* [What needs to be done]: Retype all of the data. Every line must match exactly.

======

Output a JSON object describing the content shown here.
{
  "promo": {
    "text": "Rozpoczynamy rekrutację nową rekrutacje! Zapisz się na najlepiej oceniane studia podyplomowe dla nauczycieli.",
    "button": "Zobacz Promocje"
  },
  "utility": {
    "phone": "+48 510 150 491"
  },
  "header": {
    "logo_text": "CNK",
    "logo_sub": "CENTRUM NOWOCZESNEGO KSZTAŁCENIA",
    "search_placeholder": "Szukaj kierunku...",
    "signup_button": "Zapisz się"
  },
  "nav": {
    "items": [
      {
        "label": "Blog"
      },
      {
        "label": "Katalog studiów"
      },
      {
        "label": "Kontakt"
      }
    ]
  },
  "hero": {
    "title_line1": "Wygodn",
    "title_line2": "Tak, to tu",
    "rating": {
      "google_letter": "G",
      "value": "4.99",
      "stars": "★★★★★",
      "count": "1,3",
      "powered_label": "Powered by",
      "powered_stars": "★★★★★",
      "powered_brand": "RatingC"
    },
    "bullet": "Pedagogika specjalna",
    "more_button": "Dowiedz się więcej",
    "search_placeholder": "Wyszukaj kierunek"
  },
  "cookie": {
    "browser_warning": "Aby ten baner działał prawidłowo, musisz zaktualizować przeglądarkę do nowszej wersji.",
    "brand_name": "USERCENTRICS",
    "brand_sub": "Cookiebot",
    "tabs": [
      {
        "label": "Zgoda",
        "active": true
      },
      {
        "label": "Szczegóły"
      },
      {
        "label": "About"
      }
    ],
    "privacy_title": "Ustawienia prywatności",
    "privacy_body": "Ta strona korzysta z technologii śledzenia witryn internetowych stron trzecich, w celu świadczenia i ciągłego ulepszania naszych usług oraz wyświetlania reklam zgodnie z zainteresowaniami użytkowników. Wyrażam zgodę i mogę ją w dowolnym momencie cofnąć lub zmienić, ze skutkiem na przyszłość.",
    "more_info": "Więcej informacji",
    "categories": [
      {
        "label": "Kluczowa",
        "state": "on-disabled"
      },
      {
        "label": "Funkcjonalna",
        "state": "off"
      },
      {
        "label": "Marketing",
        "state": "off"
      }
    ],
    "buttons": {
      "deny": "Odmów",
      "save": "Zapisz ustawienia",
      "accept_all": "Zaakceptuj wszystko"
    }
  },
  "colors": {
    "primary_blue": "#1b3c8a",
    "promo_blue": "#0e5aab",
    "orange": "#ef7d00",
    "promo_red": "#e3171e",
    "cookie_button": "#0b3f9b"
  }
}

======

* [Output]:
Output a JSON object describing the content shown here.
{
  "promo": {
    "text": "Rozpoczynamy rekrutację nową rekrutacje! Zapisz się na najlepiej oceniane studia podyplomowe dla nauczycieli.",
    "button": "Zobacz Promocje"
  },
  "utility": {
    "phone": "+48 510 150 491"
  },
  "header": {
    "logo_text": "CNK",
    "logo_sub": "CENTRUM NOWOCZESNEGO KSZTAŁCENIA",
    "search_placeholder": "Szukaj kierunku...",
    "signup_button": "Zapisz się"
  },
  "nav": {
    "items": [
      {
        "label": "Blog"
      },
      {
        "label": "Katalog studiów"
      },
      {
        "label": "Kontakt"
      }
    ]
  },
  "hero": {
    "title_line1": "Wygodn",
    "title_line2": "Tak, to tu",
    "rating": {
      "google_letter": "G",
      "value": "4.99",
      "stars": "★★★★★",
      "count": "1,3",
      "powered_label": "Powered by",
      "powered_stars": "★★★★★",
      "powered_brand": "RatingC"
    },
    "bullet": "Pedagogika specjalna",
    "more_button": "Dowiedz się więcej",
    "search_placeholder": "Wyszukaj kierunek"
  },
  "cookie": {
    "browser_warning": "Aby ten baner działał prawidłowo, musisz zaktualizować przeglądarkę do nowszej wersji.",
    "brand_name": "USERCENTRICS",
    "brand_sub": "Cookiebot",
    "tabs": [
      {
        "label": "Zgoda",
        "active": true
      },
      {
        "label": "Szczegóły"
      },
      {
        "label": "About"
      }
    ],
    "privacy_title": "Ustawienia prywatności",
    "privacy_body": "Ta strona korzysta z technologii śledzenia witryn internetowych stron trzecich, w celu świadczenia i ciągłego ulepszania naszych usług oraz wyświetlania reklam zgodnie z zainteresowaniami użytkowników. Wyrażam zgodę i mogę ją w dowolnym momencie cofnąć lub zmienić, ze skutkiem na przyszłość.",
    "more_info": "Więcej informacji",
    "categories": [
      {
        "label": "Kluczowa",
        "state": "on-disabled"
      },
      {
        "label": "Funkcjonalna",
        "state": "off"
      },
      {
        "label": "Marketing",
        "state": "off"
      }
    ],
    "buttons": {
      "deny": "Odmów",
      "save": "Zapisz ustawienia",
      "accept_all": "Zaakceptuj wszystko"
    }
  },
  "colors": {
    "primary_blue": "#1b3c8a",
    "promo_blue": "#0e5aab",
    "orange": "#ef7d00",
    "promo_red": "#e3171e",
    "cookie_button": "#0b3f9b"
  }
}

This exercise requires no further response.